During an introductory college course to Christianity each fall, we discuss the significance of the four marks of the church: one, holy, catholic and apostolic. We view an image of the varying threads of denominations, and ask whether it is a picture of unity made possible through infinite diversity or a picture of unity fractured.
Current discussions in the Presbyterian Church (U.S.A.) question whether there is a need for a new break in the family tree, or if it is possible to retain unity despite great disagreement. With great prayer, leaders are laying out a myriad of options, all intended to strengthen individual churches to better serve Christ’s mission in a broken world.
The word denomination has an etymology that challenges the very mission of the church. A French word from the 14th century, “denomination” implies “the act of giving name to.” While that may be the origins of what makes Presbyterians, Methodists, Baptists and others unique, it should not be their end. The very act of “giving name to” just might be what keeps the church alive.
The Biblical traditions have remarkable stories portraying the power of naming. God creates the world by naming “light,” “day,” “night” and “sky.” God called Abram and Jacob and then named them Abraham and Israel -- their names marking a dramatic shift in life’s trajectory, a new orientation, a new mission, a new way of life bound in faith to the God who named them. The very act of naming is the first vocation of Adam, who labeled the llamas and termed the tamarind and tapir. Naming is what gives new dignity to Legion; a new mission to Simon, Andrew, James and John; and new life to the church in Acts, as the early Christians called on the name of Jesus Christ amid the tyranny of the Roman Empire. Today, the church remembers the extraordinary power of “giving name to” a child christened at Baptism. Alongside their given family name comes the very name, “child of God.”
The act of labeling like-minded people -- liberals, conservatives, orthodox, heathens -- is all too easy and simplistic. Religious traditions are at their worst when naming becomes delineating: Samaritans, Sadducees and Pharisees are just a few New Testament examples. In contrast, names like Luke, Lydia and Legion carry hope for transformation. When Christ gave name to them, he called them forth to mission, naming their worth in the good news of God’s kingdom. Their lives were changed.
Given the many issues facing denominations today, the act of denominating, of “giving name to,” cannot be simply how we provide lines of delineation. That would be the slow fracturing death of the church. The act of “giving name to” must be instead the essential mission of the church. Rather than becoming lost in the staid nouns of our denominational names, the hope for the church is energized when we take on the active verb of “giving name to” those who are lost, hopeless, disenfranchised, broken.
Ranjit Arapurakal is an incredible musician and man of faith from Nassau Presbyterian Church in Princeton, New Jersey. He took the act of “giving name to” as a personal mission when he traveled to India to use his faith and musical gifts with street children in Bombay. For children whose names are rarely uttered with love, Ranjit blessed them by creating a song from their very names and teaching them the melody.
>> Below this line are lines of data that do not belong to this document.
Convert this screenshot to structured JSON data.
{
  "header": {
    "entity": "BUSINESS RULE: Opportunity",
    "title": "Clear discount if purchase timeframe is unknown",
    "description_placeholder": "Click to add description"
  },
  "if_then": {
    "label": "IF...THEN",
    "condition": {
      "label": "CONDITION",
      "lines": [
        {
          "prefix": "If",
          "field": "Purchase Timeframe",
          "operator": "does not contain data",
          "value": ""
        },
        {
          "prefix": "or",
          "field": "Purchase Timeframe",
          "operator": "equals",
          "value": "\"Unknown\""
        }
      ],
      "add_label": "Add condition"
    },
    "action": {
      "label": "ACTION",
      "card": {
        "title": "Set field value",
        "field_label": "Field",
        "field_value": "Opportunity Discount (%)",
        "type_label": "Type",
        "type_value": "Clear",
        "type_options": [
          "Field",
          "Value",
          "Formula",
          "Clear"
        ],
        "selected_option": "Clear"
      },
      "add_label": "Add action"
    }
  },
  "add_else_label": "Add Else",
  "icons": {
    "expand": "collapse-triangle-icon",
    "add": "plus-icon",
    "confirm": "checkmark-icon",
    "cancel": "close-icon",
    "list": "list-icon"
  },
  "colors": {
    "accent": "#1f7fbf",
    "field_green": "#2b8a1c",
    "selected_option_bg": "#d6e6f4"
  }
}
That very melody might so aptly be called, “Child of God.” In his song, the act of “giving name to” is the starting point of salvation.
Perhaps denominations can re-energize their sense of identity by remembering “denominating” as a call to mission rather than the boundary marker between factions. For those skeptical that singing a song about naming holds promise for the future of denominations, I beg to differ. For each person named by Jesus the Christ, from Andrew to Zaccheus, the foundation of the church was called and blessed, loved and shaped.
“Denominating” should not be the end of the church through our fractured theologies. It should be the ongoing way we name and revitalize our mission to bear witness to the reign of God.
Lisa Nichols Hickman is pastor of New Wilmington Presbyterian Church in New Wilmington, Pennsylvania.